But your continuing income, and sometimes your final payout, might depend on how the business performs during and after this transition period. Your own business sale package may depend on how well your buyer works with your customers and employees.
That’s why you must discuss their business during business sale negotiations as well. What is the culture there like? Do employees like working there?
Here’s a secret for one simple way to do this: If they come to these opening meetings as a group, watch how they interact with each other. Do their interactions, even in this setting, reflect what you would want to see in a future owner of your business?
6. Can You Agree on a Timetable?
If you get through these opening business sale discussions, and you feel comfortable with their business’ compatibility with yours, then you can begin agreeing on a timetable.
This timetable will spell out, in part, when you will start discussing details such as price and other terms. And if you have prepared yourself for this process using the resources given at the start of this article, then you already have a detailed analysis of your business’ valuation and your sale package.
You will be ready for future meetings as soon as your buyer is, meaning the process can proceed quickly.
What Happens Next?
Once you and the buyer agree you are a good match, your buyer will want to do their due diligence and learn all they can about your 8, 9, or 10-figure business.

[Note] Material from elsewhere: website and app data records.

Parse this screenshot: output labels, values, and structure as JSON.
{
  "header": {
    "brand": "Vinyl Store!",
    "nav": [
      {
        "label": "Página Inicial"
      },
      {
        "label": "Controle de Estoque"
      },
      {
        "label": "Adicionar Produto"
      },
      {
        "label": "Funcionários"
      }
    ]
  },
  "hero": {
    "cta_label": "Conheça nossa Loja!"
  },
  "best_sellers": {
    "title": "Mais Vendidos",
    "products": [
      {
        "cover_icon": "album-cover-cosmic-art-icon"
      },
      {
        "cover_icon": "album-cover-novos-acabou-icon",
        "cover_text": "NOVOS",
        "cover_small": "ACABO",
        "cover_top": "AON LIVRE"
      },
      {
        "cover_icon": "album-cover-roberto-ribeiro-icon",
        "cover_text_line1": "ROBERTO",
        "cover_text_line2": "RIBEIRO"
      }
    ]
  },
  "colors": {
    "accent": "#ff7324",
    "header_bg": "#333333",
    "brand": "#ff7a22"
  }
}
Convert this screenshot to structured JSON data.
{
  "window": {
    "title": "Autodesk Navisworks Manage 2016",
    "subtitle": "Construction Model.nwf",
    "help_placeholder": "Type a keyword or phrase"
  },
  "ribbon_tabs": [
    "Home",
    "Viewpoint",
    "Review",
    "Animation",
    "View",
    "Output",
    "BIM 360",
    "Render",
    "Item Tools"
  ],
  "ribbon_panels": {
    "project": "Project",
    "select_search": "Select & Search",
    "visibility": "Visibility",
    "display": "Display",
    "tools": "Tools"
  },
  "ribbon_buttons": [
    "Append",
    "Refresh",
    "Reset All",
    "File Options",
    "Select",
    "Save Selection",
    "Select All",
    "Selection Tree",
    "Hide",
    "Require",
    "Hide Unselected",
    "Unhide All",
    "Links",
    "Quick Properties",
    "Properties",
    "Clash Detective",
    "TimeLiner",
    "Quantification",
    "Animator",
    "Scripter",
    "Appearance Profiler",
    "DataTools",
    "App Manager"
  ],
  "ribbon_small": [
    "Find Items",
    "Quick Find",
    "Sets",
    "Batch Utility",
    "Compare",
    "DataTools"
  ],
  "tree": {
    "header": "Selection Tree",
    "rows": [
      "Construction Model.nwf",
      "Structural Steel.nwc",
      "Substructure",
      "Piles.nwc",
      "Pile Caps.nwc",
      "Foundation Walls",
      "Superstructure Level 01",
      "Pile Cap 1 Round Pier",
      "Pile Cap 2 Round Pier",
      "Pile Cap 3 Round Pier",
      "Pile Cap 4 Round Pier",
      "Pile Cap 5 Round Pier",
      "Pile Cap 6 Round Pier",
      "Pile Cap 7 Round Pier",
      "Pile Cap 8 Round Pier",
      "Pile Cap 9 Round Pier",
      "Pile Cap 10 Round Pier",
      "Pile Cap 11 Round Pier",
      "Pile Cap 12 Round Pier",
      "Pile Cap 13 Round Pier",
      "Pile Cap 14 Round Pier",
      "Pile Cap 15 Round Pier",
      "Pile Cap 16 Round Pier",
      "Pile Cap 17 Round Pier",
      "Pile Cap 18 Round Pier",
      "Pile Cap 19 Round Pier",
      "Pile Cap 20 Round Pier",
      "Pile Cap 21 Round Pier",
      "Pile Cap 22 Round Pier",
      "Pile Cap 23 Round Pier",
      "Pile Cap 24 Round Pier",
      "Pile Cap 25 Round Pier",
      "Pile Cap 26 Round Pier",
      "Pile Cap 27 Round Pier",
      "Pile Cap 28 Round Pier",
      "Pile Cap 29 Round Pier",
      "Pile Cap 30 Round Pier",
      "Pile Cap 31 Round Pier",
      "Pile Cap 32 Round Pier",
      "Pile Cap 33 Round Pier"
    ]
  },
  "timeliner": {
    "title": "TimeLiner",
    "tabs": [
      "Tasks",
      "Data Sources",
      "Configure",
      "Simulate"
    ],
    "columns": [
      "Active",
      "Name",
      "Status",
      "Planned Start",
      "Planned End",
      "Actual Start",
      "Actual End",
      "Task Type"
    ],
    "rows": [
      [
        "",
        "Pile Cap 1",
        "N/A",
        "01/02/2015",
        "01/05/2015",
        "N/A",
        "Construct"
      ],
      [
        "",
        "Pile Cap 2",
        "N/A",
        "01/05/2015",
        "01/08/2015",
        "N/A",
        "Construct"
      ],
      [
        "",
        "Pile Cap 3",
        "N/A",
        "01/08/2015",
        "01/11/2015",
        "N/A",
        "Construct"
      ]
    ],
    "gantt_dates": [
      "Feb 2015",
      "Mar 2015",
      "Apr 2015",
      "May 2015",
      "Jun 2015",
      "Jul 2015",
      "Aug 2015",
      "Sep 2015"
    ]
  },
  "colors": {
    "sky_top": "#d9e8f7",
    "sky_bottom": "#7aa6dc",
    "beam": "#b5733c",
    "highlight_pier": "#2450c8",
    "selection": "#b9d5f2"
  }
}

They will contact some of your employees and ask for information you have prepared. They may interact with certain members of your business sale advisory team. This process will be fairly invasive for your staff, which is why you want as much of this as possible to be prepared in advance.
And again, this is also when word about the sale will get out among your staff, if they didn’t know already.
When and How to Tell Your Employees about Your Business Sale
The ideal situation is for you to control the narrative. The best way to do this is to shrink the time between when you announce the sale and when your employees meet the new owners. If you have navigated the business sale process up to this point using our recommendations and resources, you may even be able to announce the sale and introduce the new owners on the very same day.
You can then follow that up with reassurances that you’ll be staying on for a time to help with the transition. And, you can let the new owner reinforce your message that the company is doing great, and that your employees are the reason this is true.
The buyer of your business should perceive your employees as key assets, and this presentation is their first and best opportunity to communicate that. Be up front about the health of your company in this staff meeting.
Give time for people to ask questions. For everyone to succeed in the company under the new ownership, you don’t want large numbers of employees jumping ship for fear of job loss, or fear of change in general. Here’s an article with more on how to break the news to your employees about your business sale.
How to Structure the Deal for a Business Sale
Find the final article in this business sale series about structuring the deal here. If you need help assembling a team of trusted advisors, Pillar Wealth Management has served as the financial advisor on many M&A business sale teams.
Because of our extensive experience, we have also forged ongoing relationships with lawyers, accountants, and other members you will need on your team. If you are planning to sell a San Francisco Bay Area 8, 9, or 10-figure business, ask for our help in creating your team of experts. See the five key specialists you need on your team